Red Stars midfielder Jill Aguilera, who plays for the Puerto Rico national team, agrees that more opportunities for cross-competition are only good for the region. Saturday’s game was a quick turnaround for Aguilera, as Puerto Rico will play their own version of a club friendly against Liga MX Femenil side Tijuana in California early this week.

“I played Mexico a year ago, somewhat close to today,” she said. “So I was definitely used to the crowd, I knew that it would feel somewhat like an away game. I expected that.”

While the Red Stars did their best to quiet the Mexico crowd, most emphatically with Julia Bianchi’s Olimpico goal off a corner kick, they were also open about their desire to see many of the fans return, perhaps sporting their club colors next time around. The Red Stars’ home outside of Chicago’s city limits has long been a topic of conversation, as the team attempts to connect with the vibrant community northeast of the quiet suburb where they play.

“I think that we struggle a bit, everyone knows, to get fans out here to SeatGeek.
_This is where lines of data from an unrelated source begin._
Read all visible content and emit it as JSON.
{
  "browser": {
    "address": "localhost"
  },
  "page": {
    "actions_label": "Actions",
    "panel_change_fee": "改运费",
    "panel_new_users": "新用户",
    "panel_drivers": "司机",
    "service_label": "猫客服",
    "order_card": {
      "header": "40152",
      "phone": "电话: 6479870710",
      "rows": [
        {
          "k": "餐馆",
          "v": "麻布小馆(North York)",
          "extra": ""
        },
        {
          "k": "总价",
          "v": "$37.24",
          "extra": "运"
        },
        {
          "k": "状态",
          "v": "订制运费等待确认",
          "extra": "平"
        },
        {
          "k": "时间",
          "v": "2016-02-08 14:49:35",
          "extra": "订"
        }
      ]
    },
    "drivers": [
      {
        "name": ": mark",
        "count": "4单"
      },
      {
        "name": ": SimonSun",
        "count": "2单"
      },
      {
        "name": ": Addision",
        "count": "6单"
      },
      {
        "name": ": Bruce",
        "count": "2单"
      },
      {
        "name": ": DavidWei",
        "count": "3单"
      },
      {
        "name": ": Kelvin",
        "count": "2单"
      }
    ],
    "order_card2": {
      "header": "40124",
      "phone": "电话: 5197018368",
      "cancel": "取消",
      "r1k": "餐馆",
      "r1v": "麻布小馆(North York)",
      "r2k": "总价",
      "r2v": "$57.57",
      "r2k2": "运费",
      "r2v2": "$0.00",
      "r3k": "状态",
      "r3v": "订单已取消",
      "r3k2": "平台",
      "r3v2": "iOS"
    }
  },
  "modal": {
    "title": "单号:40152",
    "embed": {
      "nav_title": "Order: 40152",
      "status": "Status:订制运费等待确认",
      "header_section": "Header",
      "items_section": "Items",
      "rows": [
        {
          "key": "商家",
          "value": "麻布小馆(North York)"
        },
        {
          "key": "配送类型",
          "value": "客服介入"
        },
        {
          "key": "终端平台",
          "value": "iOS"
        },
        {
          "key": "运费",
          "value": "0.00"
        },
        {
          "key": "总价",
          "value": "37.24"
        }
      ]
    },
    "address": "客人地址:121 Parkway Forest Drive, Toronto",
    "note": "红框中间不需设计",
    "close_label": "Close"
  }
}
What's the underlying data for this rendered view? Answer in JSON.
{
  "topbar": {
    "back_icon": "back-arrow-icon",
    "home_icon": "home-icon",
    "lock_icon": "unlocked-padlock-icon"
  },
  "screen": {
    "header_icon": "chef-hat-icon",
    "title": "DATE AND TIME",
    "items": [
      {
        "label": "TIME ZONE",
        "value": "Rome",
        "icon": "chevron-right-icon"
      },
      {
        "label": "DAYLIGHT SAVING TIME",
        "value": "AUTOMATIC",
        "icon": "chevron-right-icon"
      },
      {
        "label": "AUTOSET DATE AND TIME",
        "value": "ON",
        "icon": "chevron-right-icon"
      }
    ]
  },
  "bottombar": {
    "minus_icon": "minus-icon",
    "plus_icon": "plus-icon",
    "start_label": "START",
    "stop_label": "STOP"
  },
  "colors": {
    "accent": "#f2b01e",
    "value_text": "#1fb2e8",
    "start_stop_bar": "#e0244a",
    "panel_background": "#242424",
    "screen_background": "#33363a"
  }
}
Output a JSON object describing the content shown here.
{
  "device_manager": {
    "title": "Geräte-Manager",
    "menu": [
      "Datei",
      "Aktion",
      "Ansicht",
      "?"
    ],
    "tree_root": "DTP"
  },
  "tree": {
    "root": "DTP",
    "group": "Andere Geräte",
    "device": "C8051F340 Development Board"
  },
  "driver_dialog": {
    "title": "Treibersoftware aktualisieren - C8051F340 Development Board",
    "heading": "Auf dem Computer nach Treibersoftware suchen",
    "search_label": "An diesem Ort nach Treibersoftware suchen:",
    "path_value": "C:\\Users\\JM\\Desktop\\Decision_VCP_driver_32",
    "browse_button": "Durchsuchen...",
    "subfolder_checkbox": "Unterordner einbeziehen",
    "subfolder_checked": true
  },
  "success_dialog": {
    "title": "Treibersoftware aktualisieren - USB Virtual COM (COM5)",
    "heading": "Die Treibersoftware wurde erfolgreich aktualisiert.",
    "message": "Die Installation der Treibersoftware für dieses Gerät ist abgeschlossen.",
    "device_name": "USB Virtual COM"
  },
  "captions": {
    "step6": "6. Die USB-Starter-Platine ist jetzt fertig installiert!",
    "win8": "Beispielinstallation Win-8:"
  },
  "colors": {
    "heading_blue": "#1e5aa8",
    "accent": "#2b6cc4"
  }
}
So we were really excited to have them come in and have our players really experience that atmosphere that Mexico can bring,” said Wright.

“Overall, we’re just grateful to have as many people as we did out here, and the more we can get fans like this to our regular season games, the better for everyone,” echoed Aguilera.

Wright believes the way to draw crowds back is to continue being active with outreach, and the scheduling of international friendlies is an easy way to make the Red Stars a relevant part of the footballing conversation in the greater Chicagoland community.

“Chicago is a melting pot. It’s so diverse, it has so many different cultures,” she says. “So can we get more games against other countries? That’s how you get more fans is more visibility, and reaching different countries and different fan bases.”

Despite the result, the Red Stars relished the opportunity to be a part of the global game, and Wright is eager for more opportunities.

“The players are gonna be happy to do it,” she said. “Ask us to go to Mexico, twist our arm, we’ll be there.”

Claire Watkins is a Staff Writer at Just Women’s Sports. Follow her on Twitter @ScoutRipley.